Task details
Search the data for "JSON". Each line containing it is to be copied.

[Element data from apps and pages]
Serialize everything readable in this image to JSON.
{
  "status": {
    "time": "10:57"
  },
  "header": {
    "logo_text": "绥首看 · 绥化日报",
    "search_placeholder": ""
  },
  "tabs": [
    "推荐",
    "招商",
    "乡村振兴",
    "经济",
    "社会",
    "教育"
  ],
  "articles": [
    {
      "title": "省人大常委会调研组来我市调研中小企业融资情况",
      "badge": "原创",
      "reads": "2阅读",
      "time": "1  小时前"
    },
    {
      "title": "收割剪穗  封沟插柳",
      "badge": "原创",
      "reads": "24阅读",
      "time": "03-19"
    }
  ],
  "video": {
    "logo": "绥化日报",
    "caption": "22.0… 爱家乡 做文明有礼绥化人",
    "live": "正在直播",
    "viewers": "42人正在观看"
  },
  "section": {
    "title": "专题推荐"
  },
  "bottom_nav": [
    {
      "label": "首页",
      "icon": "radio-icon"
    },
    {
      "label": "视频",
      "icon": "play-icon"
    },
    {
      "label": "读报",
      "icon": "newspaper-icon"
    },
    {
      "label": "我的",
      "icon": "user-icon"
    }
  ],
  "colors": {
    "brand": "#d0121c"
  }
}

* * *

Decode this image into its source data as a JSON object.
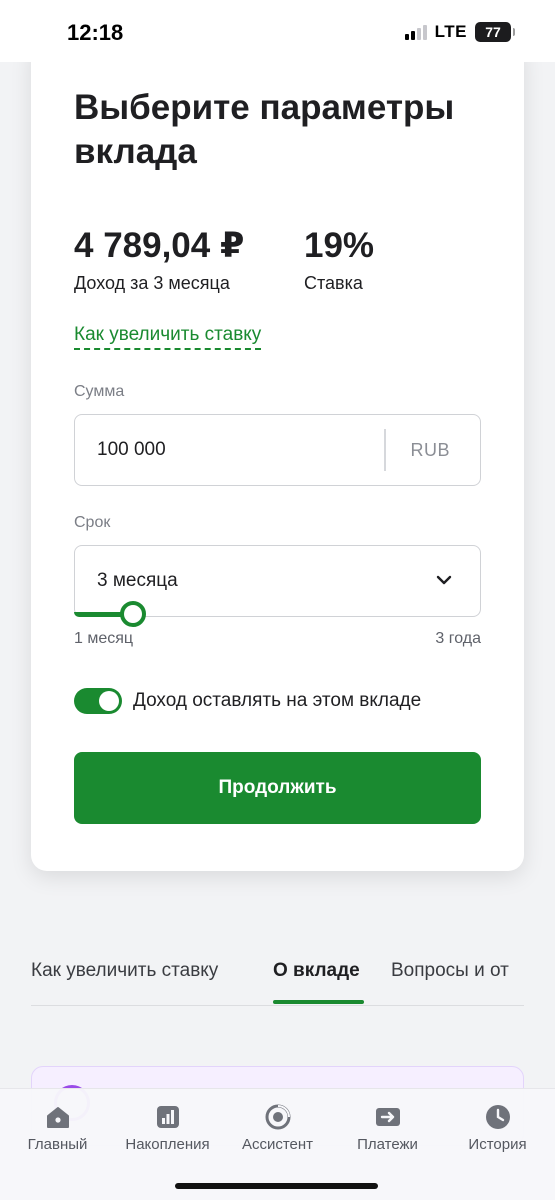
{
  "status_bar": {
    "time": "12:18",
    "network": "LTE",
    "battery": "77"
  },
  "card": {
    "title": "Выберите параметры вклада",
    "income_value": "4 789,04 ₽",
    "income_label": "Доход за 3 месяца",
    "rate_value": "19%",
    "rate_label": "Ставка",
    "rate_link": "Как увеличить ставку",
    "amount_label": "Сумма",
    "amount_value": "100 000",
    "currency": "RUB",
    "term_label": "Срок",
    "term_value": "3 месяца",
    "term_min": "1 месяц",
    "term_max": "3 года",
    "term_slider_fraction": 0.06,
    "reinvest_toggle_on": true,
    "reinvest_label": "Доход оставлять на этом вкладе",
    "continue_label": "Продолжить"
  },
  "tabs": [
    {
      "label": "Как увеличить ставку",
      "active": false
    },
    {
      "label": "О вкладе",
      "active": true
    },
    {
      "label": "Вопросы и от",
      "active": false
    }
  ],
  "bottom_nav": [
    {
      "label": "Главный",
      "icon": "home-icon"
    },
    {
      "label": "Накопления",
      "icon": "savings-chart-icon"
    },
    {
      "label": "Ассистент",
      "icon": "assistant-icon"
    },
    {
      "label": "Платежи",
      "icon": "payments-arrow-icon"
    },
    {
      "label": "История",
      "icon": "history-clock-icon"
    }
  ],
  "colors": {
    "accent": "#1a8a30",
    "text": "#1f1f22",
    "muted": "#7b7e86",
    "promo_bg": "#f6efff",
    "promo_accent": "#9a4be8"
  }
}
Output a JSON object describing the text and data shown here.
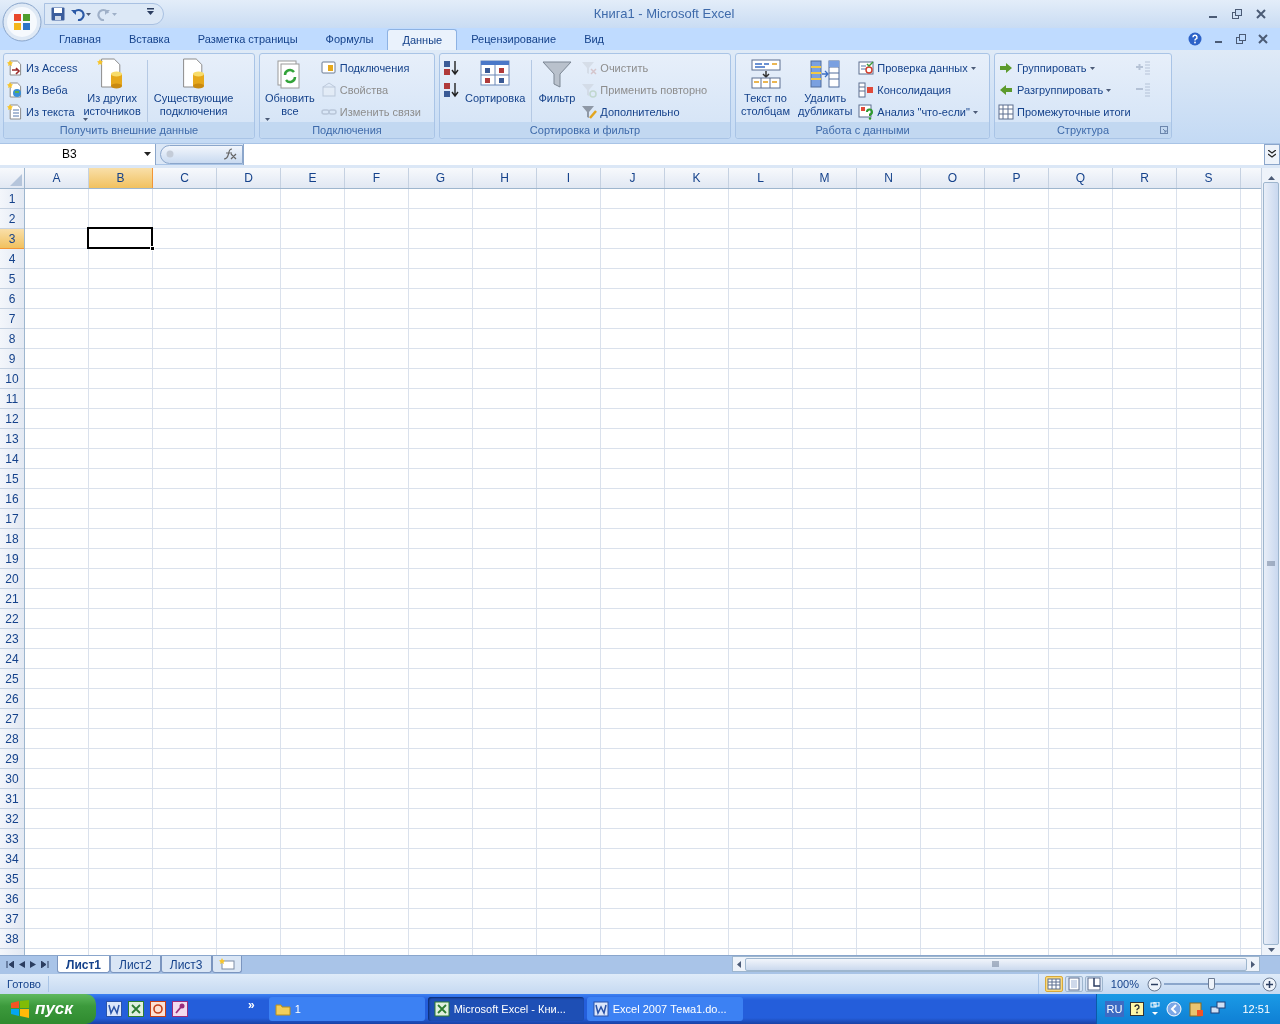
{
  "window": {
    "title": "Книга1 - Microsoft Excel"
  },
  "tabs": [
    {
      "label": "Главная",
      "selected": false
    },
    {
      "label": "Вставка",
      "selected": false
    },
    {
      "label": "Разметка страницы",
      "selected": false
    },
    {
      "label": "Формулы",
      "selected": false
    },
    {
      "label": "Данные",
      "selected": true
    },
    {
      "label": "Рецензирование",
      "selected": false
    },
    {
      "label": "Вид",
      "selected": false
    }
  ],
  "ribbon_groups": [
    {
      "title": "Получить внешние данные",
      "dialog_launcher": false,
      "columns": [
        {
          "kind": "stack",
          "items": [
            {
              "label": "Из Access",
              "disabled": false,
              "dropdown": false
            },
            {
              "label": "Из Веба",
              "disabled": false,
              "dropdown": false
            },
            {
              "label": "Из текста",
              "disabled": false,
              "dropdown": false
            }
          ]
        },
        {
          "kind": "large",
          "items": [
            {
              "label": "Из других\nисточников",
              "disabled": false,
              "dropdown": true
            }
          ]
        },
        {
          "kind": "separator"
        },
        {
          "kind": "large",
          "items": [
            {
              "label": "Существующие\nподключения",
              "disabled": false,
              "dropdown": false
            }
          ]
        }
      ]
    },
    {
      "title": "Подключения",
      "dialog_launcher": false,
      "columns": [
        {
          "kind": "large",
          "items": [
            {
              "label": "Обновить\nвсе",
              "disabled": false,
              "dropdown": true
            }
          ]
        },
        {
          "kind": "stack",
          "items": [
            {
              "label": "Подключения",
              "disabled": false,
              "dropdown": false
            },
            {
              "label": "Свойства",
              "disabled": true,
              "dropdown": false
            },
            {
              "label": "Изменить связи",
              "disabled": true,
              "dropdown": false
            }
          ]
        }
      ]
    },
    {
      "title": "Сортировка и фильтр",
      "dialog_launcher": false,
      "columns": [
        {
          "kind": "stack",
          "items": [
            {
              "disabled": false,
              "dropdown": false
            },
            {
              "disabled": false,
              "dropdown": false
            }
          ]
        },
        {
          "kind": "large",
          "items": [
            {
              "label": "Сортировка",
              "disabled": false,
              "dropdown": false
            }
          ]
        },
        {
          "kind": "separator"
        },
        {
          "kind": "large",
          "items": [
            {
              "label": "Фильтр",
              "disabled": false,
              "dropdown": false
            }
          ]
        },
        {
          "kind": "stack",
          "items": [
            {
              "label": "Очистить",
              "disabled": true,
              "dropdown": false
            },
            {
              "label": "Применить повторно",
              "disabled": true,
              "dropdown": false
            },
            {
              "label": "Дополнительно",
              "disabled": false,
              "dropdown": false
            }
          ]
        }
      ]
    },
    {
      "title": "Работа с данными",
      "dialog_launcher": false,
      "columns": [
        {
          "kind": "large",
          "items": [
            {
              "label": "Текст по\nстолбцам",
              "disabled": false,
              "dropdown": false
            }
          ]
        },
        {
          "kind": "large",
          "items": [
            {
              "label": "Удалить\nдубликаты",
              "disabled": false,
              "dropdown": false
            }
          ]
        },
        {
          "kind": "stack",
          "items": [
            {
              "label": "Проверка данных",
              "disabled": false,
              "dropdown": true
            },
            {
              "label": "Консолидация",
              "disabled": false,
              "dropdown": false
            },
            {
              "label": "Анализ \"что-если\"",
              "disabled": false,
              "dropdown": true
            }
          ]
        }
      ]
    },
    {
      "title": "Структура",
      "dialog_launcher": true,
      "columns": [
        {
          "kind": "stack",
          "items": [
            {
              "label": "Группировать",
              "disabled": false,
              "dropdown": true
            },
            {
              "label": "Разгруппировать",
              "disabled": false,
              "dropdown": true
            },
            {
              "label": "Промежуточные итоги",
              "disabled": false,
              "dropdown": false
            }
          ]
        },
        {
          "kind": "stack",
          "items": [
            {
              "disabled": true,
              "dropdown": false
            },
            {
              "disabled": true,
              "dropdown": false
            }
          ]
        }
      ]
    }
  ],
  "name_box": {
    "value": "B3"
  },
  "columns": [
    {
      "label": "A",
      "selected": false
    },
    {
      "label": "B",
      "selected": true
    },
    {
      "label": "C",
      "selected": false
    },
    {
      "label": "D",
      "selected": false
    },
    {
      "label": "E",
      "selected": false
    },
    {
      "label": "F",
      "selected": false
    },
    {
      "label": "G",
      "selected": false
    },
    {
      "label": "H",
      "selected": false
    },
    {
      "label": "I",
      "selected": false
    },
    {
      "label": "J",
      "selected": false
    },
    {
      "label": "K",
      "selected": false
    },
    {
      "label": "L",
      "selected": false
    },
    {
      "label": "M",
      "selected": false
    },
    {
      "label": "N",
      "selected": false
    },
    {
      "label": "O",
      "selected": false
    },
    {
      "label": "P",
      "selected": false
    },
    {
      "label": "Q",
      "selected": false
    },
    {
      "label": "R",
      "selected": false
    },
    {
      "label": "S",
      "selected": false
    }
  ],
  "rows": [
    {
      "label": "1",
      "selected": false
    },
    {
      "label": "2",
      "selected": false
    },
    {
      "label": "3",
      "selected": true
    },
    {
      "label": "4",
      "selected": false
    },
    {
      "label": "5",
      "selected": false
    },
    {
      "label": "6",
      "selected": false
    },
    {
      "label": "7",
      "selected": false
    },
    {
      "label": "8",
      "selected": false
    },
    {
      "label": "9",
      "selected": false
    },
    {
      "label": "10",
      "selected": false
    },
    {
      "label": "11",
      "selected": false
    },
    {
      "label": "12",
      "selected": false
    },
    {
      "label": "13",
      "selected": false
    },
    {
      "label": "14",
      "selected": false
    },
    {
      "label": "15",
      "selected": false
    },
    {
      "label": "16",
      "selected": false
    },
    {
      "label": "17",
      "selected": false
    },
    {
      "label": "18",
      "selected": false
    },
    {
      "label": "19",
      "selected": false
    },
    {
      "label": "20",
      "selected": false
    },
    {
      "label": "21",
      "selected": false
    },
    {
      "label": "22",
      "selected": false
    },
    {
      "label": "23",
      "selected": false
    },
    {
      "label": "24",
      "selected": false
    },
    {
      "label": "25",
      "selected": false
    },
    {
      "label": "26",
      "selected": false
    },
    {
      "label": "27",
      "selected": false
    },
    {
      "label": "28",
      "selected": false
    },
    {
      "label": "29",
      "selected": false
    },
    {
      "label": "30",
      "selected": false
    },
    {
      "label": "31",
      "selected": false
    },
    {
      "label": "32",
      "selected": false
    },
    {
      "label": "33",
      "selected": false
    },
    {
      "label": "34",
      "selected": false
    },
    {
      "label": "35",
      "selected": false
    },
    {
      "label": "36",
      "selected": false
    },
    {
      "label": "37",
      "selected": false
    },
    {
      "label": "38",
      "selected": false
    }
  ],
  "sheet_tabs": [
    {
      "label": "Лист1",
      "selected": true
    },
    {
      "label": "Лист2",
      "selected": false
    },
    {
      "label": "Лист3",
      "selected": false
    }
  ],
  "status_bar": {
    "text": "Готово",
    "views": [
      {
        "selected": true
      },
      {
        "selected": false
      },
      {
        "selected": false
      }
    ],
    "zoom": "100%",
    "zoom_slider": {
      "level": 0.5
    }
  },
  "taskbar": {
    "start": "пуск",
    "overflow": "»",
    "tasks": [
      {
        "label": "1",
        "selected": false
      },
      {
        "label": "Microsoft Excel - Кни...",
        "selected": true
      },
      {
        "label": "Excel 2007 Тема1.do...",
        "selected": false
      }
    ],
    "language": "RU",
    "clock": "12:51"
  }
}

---

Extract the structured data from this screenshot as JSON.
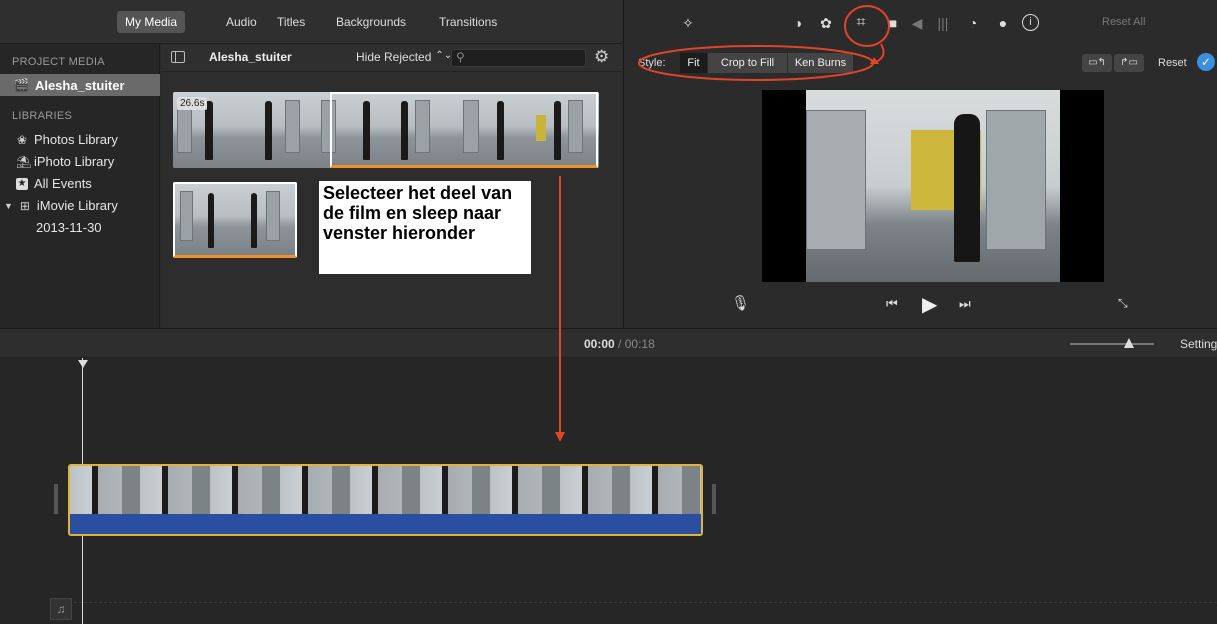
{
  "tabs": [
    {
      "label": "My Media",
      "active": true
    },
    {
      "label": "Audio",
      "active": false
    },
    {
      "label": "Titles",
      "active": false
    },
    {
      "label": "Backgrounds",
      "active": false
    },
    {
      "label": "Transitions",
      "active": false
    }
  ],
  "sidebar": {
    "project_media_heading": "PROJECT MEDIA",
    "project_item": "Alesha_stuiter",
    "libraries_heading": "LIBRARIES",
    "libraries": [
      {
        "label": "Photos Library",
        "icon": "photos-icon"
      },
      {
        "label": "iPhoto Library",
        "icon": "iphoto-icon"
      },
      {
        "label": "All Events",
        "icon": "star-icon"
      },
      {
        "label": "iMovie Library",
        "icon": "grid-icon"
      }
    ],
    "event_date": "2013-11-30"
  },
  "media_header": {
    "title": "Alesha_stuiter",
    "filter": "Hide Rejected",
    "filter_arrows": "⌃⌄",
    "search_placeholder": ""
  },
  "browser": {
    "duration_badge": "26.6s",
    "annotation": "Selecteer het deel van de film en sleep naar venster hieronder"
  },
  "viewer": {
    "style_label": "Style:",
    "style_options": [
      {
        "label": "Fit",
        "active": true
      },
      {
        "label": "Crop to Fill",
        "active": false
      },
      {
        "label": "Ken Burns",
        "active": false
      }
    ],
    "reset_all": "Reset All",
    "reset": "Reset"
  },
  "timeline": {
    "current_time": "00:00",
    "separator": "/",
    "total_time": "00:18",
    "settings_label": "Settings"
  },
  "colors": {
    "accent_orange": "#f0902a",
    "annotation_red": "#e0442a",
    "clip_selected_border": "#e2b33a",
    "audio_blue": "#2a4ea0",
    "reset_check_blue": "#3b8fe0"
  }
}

Solution
Serialize everything readable in this image to JSON.
Decode this image into its source data as a JSON object.
Output a JSON object describing the text and data shown here.
Extract the structured data from this screenshot as JSON.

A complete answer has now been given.